**DESCRIPTION OF THE TASK**. In the data below, how many lines contain the string "home"? Give only the number.

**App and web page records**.
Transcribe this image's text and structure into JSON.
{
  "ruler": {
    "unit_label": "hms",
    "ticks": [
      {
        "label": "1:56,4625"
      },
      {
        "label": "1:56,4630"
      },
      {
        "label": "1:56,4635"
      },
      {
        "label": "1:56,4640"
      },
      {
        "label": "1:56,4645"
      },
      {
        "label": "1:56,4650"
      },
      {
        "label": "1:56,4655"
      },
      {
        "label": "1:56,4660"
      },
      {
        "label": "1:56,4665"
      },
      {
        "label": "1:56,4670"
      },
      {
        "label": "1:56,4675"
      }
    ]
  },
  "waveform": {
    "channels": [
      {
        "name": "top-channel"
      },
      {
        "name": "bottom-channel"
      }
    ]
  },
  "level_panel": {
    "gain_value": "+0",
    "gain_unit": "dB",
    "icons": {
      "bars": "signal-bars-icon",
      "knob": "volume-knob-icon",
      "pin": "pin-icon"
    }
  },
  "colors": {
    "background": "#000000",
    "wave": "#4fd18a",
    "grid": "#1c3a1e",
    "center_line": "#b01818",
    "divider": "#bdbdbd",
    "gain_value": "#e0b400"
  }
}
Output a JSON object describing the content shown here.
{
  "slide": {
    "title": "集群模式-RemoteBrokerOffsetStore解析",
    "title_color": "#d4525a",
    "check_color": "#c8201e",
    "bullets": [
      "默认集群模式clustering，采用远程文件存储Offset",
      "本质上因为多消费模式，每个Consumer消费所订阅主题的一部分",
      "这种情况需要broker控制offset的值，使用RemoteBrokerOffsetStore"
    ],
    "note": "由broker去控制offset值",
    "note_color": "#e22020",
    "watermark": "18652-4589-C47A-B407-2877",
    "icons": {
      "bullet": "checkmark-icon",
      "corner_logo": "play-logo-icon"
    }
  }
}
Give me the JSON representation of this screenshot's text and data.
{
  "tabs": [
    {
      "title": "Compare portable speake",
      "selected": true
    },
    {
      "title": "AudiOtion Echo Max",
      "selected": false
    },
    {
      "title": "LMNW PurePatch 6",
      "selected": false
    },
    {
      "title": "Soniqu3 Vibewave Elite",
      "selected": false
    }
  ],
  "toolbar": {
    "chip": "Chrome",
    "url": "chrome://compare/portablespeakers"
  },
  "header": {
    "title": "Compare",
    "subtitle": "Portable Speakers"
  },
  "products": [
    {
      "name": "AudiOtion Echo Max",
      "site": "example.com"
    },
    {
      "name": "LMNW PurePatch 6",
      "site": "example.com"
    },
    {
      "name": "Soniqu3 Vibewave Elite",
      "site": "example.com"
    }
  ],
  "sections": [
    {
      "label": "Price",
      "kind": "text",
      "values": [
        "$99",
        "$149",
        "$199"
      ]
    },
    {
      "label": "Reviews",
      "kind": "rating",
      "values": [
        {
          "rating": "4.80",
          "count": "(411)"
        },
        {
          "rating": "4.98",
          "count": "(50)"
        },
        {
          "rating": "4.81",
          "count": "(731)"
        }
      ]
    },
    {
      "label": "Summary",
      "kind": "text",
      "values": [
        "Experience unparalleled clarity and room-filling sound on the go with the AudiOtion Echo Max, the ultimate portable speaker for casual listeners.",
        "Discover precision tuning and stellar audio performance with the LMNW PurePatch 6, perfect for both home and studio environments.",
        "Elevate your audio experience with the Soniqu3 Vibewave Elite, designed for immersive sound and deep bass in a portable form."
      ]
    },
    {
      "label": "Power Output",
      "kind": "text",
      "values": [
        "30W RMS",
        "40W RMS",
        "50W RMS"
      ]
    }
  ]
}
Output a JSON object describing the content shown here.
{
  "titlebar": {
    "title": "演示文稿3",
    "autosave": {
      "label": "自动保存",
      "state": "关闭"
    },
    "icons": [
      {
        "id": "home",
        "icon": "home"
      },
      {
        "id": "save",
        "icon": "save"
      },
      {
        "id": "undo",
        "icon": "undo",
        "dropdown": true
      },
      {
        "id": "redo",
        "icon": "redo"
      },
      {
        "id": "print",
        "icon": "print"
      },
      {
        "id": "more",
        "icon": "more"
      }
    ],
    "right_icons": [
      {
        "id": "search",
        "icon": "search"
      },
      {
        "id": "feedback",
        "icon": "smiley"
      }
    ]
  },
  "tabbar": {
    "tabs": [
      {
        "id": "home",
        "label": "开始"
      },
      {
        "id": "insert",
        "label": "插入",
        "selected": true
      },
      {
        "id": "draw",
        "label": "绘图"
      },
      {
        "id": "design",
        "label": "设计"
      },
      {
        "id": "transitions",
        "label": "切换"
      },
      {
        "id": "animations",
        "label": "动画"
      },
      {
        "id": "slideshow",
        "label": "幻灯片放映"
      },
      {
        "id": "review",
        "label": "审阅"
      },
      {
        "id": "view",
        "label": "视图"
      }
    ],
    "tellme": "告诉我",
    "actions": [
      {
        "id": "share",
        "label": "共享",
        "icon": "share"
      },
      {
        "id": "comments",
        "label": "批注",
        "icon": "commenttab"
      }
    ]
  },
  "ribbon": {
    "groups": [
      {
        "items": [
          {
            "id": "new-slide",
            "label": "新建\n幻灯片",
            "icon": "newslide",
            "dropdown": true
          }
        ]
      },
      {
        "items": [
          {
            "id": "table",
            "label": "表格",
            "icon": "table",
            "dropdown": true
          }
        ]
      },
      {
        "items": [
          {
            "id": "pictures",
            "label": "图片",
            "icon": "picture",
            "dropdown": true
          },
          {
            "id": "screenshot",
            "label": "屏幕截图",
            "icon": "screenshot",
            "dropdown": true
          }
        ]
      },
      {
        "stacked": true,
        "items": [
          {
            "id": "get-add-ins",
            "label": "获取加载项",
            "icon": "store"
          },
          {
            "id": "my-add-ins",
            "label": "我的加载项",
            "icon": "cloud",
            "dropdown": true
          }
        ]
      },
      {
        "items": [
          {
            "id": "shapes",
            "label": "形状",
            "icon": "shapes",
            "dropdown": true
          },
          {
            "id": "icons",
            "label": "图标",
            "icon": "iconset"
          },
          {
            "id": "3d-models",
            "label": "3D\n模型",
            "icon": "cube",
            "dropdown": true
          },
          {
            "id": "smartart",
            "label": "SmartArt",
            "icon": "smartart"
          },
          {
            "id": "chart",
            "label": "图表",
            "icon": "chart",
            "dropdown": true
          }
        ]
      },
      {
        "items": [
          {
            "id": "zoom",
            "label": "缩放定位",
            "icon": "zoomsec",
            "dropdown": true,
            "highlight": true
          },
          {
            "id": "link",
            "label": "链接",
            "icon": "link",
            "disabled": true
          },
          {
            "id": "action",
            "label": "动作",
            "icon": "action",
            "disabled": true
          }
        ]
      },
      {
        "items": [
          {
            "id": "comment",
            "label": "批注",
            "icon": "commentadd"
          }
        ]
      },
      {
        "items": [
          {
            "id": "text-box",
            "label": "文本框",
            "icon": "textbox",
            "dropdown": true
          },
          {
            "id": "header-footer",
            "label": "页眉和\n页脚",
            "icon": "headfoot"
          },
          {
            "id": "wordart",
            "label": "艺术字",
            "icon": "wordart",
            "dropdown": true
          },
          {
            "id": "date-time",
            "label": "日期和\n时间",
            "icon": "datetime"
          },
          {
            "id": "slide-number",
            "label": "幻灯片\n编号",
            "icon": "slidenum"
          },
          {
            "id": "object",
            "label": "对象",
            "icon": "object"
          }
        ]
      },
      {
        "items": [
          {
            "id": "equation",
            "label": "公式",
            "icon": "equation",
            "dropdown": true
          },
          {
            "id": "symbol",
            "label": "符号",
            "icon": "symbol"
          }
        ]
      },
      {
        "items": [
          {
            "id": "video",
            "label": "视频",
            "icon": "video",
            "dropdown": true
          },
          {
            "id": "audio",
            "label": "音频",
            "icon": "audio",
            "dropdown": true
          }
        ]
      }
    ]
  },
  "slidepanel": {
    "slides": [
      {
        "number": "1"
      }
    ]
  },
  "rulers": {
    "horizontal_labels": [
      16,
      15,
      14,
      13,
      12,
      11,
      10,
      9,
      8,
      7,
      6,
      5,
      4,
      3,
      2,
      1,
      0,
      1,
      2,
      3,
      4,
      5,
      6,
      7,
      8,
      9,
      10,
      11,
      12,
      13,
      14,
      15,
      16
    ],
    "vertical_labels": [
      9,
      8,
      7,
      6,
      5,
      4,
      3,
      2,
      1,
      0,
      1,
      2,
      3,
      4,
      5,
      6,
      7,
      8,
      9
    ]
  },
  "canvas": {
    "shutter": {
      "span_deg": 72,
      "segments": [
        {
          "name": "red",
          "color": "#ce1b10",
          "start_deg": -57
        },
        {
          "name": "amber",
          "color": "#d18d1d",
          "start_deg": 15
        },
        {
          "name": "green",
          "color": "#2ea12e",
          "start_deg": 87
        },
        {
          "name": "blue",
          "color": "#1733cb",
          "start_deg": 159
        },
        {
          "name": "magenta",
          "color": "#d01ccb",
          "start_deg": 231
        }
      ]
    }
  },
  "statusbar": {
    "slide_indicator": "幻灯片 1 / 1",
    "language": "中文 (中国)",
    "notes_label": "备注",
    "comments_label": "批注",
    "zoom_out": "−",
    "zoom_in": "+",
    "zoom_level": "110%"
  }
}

**RESULT FOR THIS TASK**. 4